The Cameroons has a population of about 20 million with about 50 cardiologists. Arthur Zang just won a £25,000 ($37,000) prize for his device that does heart examinations. This was awarded by the UK’s Royal Academy of Engineering at a ceremony in the Tanzanian city of Dar es Salaam. The results from his Cardiopad are sent to a cardiologist via a mobile network and can be interpreted within 20 minutes. As of now, Cardiopads are distributed to hospitals and clinics in Cameroon free of charge, and patients pay $29 (£20) yearly subscriptions.
In an interview with How we made it in Africa, Zang explained the inspiration behind his invention. “In Cameroon, we have less than 50 cardiologists for more than 20m people, and all these cardiologists are located in the big hospitals which are in the city. So all the patients [outside Yaoundé and Douala] have to travel into the city each time they [need] an examination,” said Zang, explaining that this can be expensive and time-consuming for lower-income patients and make follow-ups difficult. So it is a very big challenge to solve this problem; to try to give all people the same attention”
How does this work?
A wireless set of four electrodes and a sensor are attached to the patient and transmits signals via Bluetooth to the Cardio Pad, taking a digitised electrocardiogram (ECG) reading of the patient’s heart function. The healthcare worker can then transmit this information to a national data centre, where cardiologists in urban centres can receive the ECG, make a diagnosis, and send it back to healthcare worker, along with prescription instructions. All of this can be done without the specialist ever actually seeing the patient directly.
At the moment, the electronic components have to be manufactured in China, and then assembled in Cameroon, but Zang hopes that local manufacturing will be possible in the future.

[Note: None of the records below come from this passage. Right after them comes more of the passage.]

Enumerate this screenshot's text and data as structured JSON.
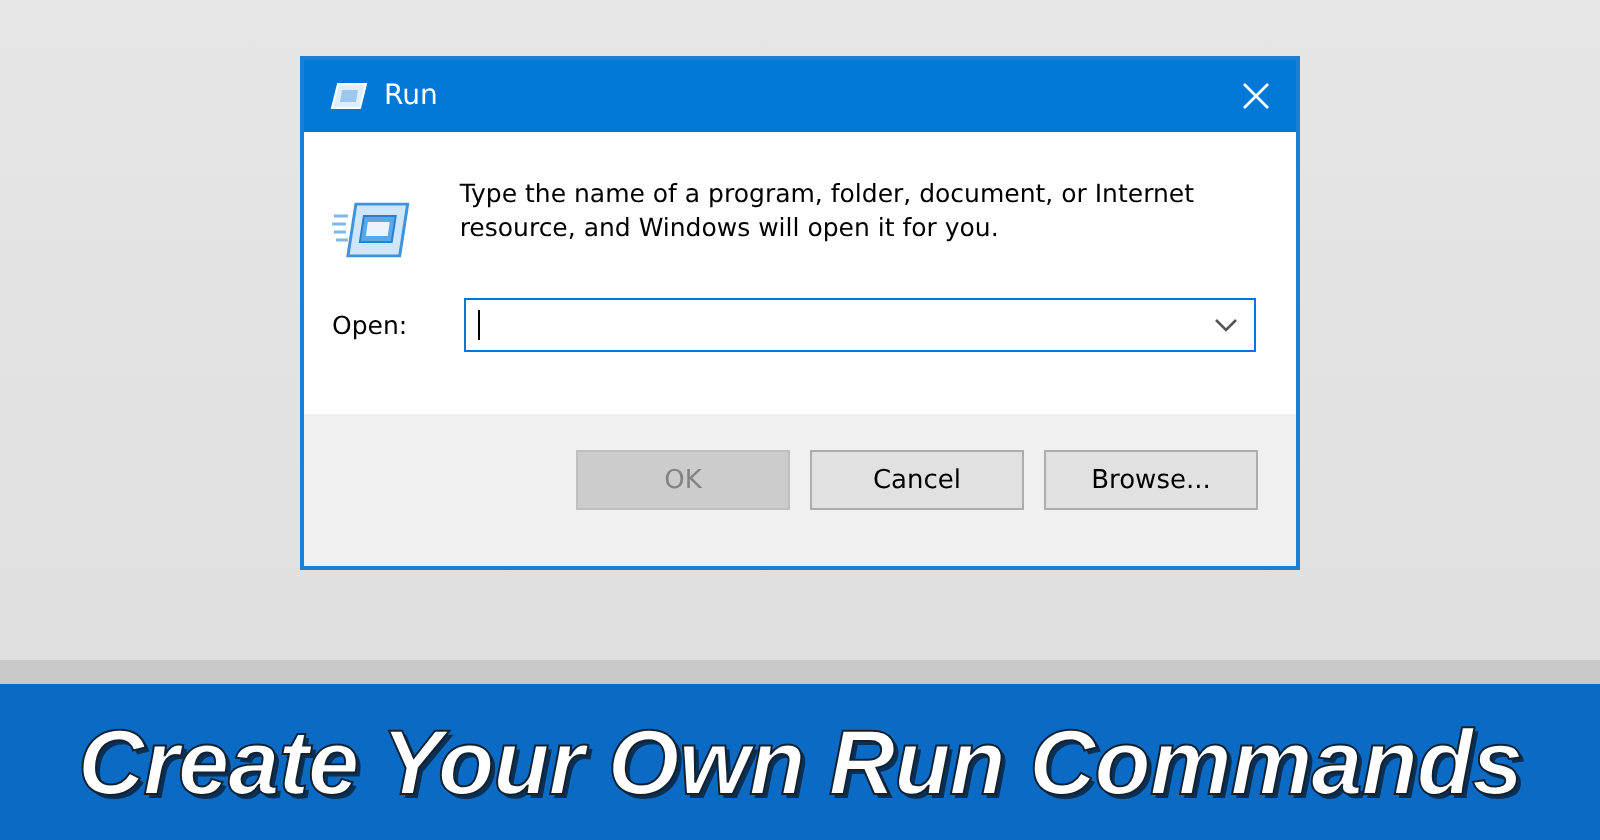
{
  "window": {
    "title": "Run"
  },
  "message": "Type the name of a program, folder, document, or Internet resource, and Windows will open it for you.",
  "open_field": {
    "label": "Open:"
  },
  "buttons": [
    {
      "label": "OK",
      "disabled": true
    },
    {
      "label": "Cancel",
      "disabled": false
    },
    {
      "label": "Browse...",
      "disabled": false
    }
  ],
  "banner": {
    "headline": "Create Your Own Run Commands"
  }
}
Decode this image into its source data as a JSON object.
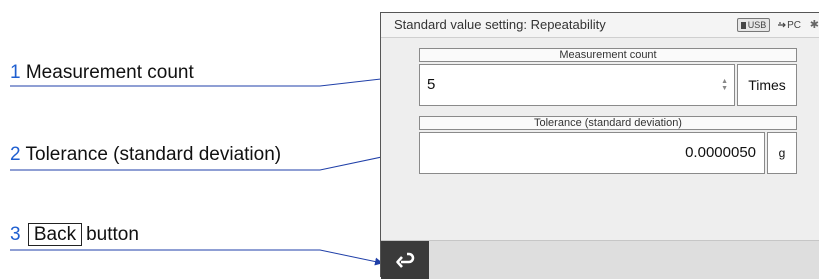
{
  "callouts": [
    {
      "num": "1",
      "text": "Measurement count"
    },
    {
      "num": "2",
      "text": "Tolerance (standard deviation)"
    },
    {
      "num": "3",
      "boxed": "Back",
      "text": "button"
    }
  ],
  "screen": {
    "title": "Standard value setting: Repeatability",
    "status": {
      "usb": "USB",
      "pc": "PC"
    },
    "measurement_count": {
      "header": "Measurement count",
      "value": "5",
      "unit": "Times"
    },
    "tolerance": {
      "header": "Tolerance (standard deviation)",
      "value": "0.0000050",
      "unit": "g"
    }
  },
  "icons": {
    "back": "return-arrow-icon",
    "usb": "usb-icon",
    "pc": "pc-link-icon",
    "bluetooth": "bluetooth-icon"
  }
}
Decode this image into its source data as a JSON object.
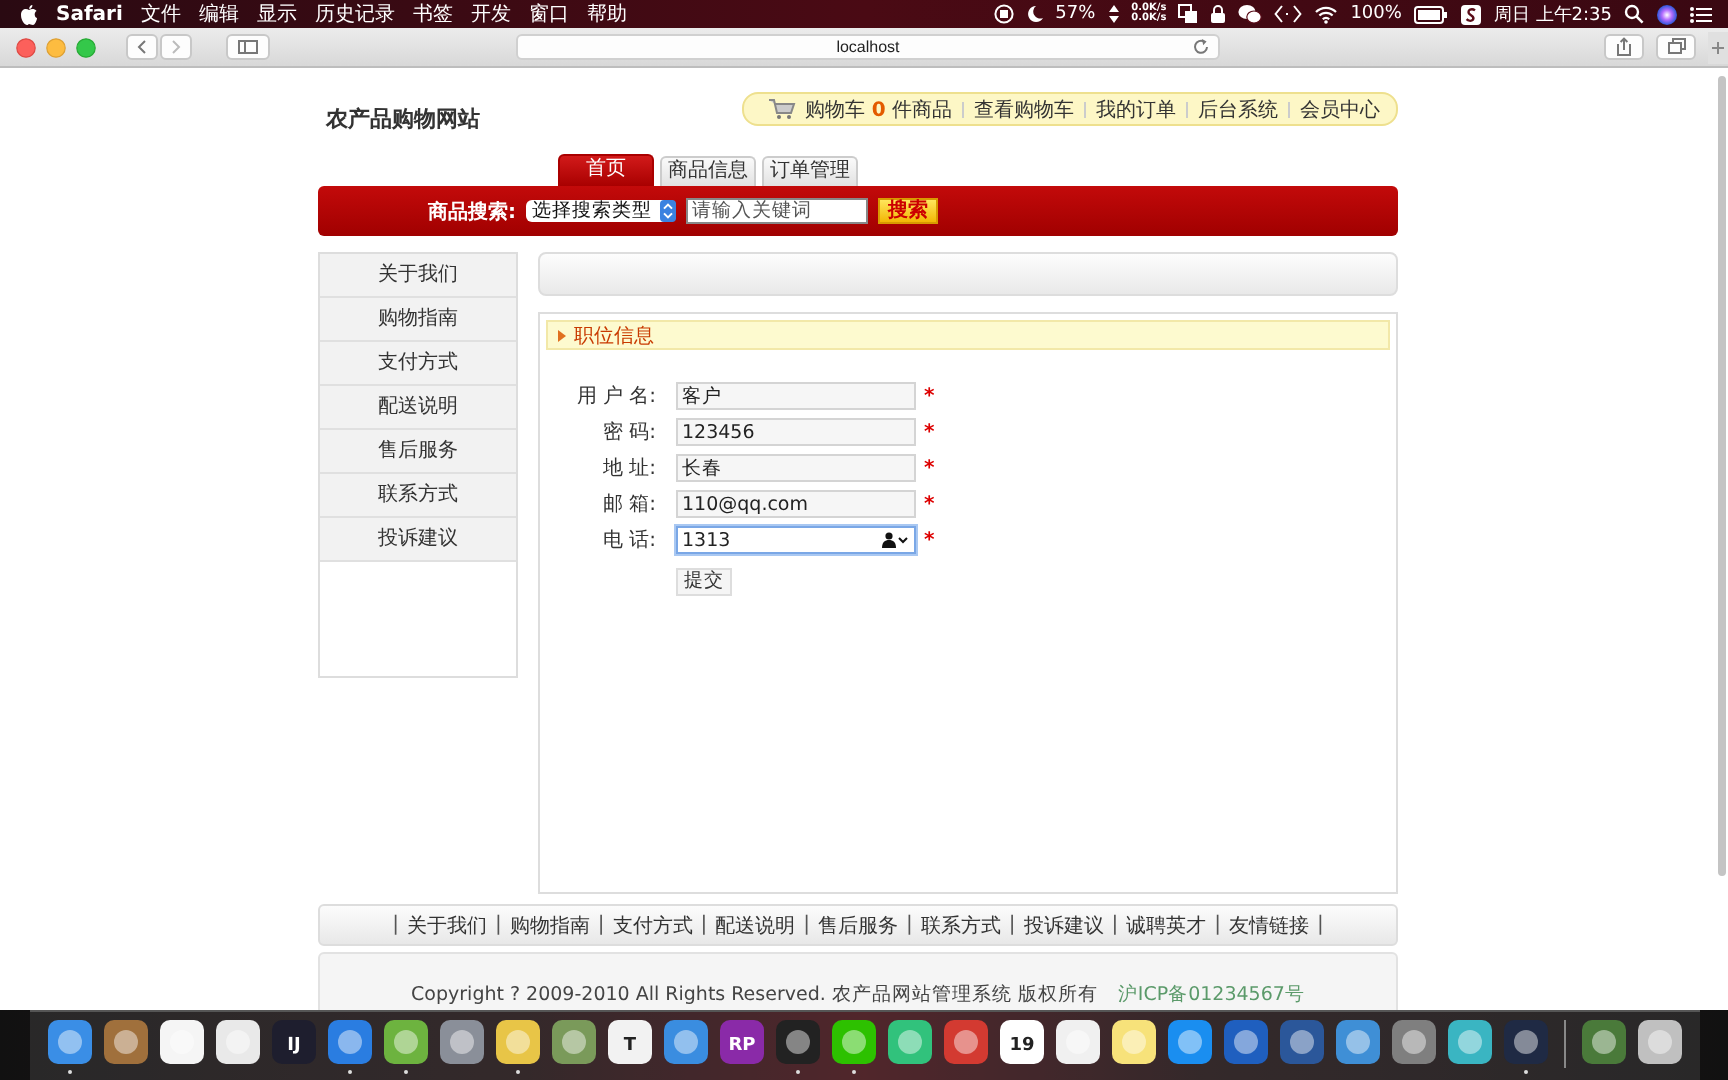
{
  "menubar": {
    "app": "Safari",
    "menus": [
      "文件",
      "编辑",
      "显示",
      "历史记录",
      "书签",
      "开发",
      "窗口",
      "帮助"
    ],
    "battery_level": "57%",
    "net_up": "0.0K/s",
    "net_down": "0.0K/s",
    "power": "100%",
    "clock": "周日 上午2:35"
  },
  "browser": {
    "address": "localhost"
  },
  "site": {
    "title": "农产品购物网站",
    "cart": {
      "prefix": "购物车",
      "count": "0",
      "suffix": "件商品"
    },
    "top_links": [
      "查看购物车",
      "我的订单",
      "后台系统",
      "会员中心"
    ],
    "tabs": [
      {
        "label": "首页",
        "selected": true
      },
      {
        "label": "商品信息",
        "selected": false
      },
      {
        "label": "订单管理",
        "selected": false
      }
    ],
    "search": {
      "label": "商品搜索:",
      "type_select": "选择搜索类型",
      "placeholder": "请输入关键词",
      "button": "搜索"
    },
    "sidebar": {
      "items": [
        "关于我们",
        "购物指南",
        "支付方式",
        "配送说明",
        "售后服务",
        "联系方式",
        "投诉建议"
      ]
    },
    "panel": {
      "title": "职位信息",
      "fields": [
        {
          "label": "用 户 名:",
          "value": "客户",
          "mark": "*",
          "focused": false
        },
        {
          "label": "密 码:",
          "value": "123456",
          "mark": "*",
          "focused": false
        },
        {
          "label": "地 址:",
          "value": "长春",
          "mark": "*",
          "focused": false
        },
        {
          "label": "邮 箱:",
          "value": "110@qq.com",
          "mark": "*",
          "focused": false
        },
        {
          "label": "电 话:",
          "value": "1313",
          "mark": "*",
          "focused": true
        }
      ],
      "submit": "提交"
    },
    "footer": {
      "separator": "|",
      "links": [
        "关于我们",
        "购物指南",
        "支付方式",
        "配送说明",
        "售后服务",
        "联系方式",
        "投诉建议",
        "诚聘英才",
        "友情链接"
      ],
      "copyright": "Copyright ? 2009-2010 All Rights Reserved. 农产品网站管理系统 版权所有",
      "icp": "沪ICP备01234567号"
    }
  },
  "dock": {
    "apps": [
      {
        "color": "#3a8ee6",
        "running": true
      },
      {
        "color": "#a0703c",
        "running": false
      },
      {
        "color": "#f5f5f5",
        "running": false
      },
      {
        "color": "#e9e9e9",
        "running": false
      },
      {
        "color": "#1e1e2e",
        "running": false,
        "label": "IJ"
      },
      {
        "color": "#2a7de1",
        "running": true
      },
      {
        "color": "#6db33f",
        "running": true
      },
      {
        "color": "#8a8f99",
        "running": false
      },
      {
        "color": "#e8c547",
        "running": true
      },
      {
        "color": "#7a9a5a",
        "running": false
      },
      {
        "color": "#f2f2f2",
        "running": false,
        "label": "T"
      },
      {
        "color": "#3a8de0",
        "running": false
      },
      {
        "color": "#8a2aa8",
        "running": false,
        "label": "RP"
      },
      {
        "color": "#222222",
        "running": true
      },
      {
        "color": "#2dc100",
        "running": true
      },
      {
        "color": "#31c27c",
        "running": false
      },
      {
        "color": "#d33a31",
        "running": false
      },
      {
        "color": "#ffffff",
        "running": false,
        "label": "19"
      },
      {
        "color": "#f0f0f0",
        "running": false
      },
      {
        "color": "#f7e27a",
        "running": false
      },
      {
        "color": "#1a8ef0",
        "running": false
      },
      {
        "color": "#1f5fbf",
        "running": false
      },
      {
        "color": "#2b579a",
        "running": false
      },
      {
        "color": "#3f8fd6",
        "running": false
      },
      {
        "color": "#7f7f7f",
        "running": false
      },
      {
        "color": "#3ab5c2",
        "running": false
      },
      {
        "color": "#1f2a44",
        "running": true
      }
    ],
    "pinned": [
      {
        "color": "#4a7a3a",
        "running": false
      },
      {
        "color": "#c0c0c0",
        "running": false
      }
    ]
  }
}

Zang completed his bachelor’s degree in computer science from the University of Yaoundé in 2007, and two years later did a master’s at the National Advanced School of Engineering of Yaoundé. In 2009, Zang (who was looking to apply his knowledge in developing medical solutions) met a cardiologist who outlined the challenge of addressing the needs of rural patients requiring cardiac examinations.
How it came about?
Zang decided to invent a portable medical solution but needed to first gain the medical electronic know-how, which he did via the internet.
“In my Country, we do not have a lot of engineering schools where you can learn medical electronics or biomedical engineering. So when I wanted to design the Cardio Pad, I decided to teach myself medical electronics online. This is how I learnt electronics, learning for six months… After this, I was able to design an electronic device. It was a very big challenge to learn the technology, and the internet is a very good tool to learn.”
Zang’s advice to other aspiring entrepreneurs in Africa is to make use of available tools such as the internet and to not be conventional in their thinking and approach to solving African problems.
BaretaNews congratulates Zang and wishes him good luck in his future endeavours. This is good for the Cameroons emergence. We are proud of you
God is still saying something.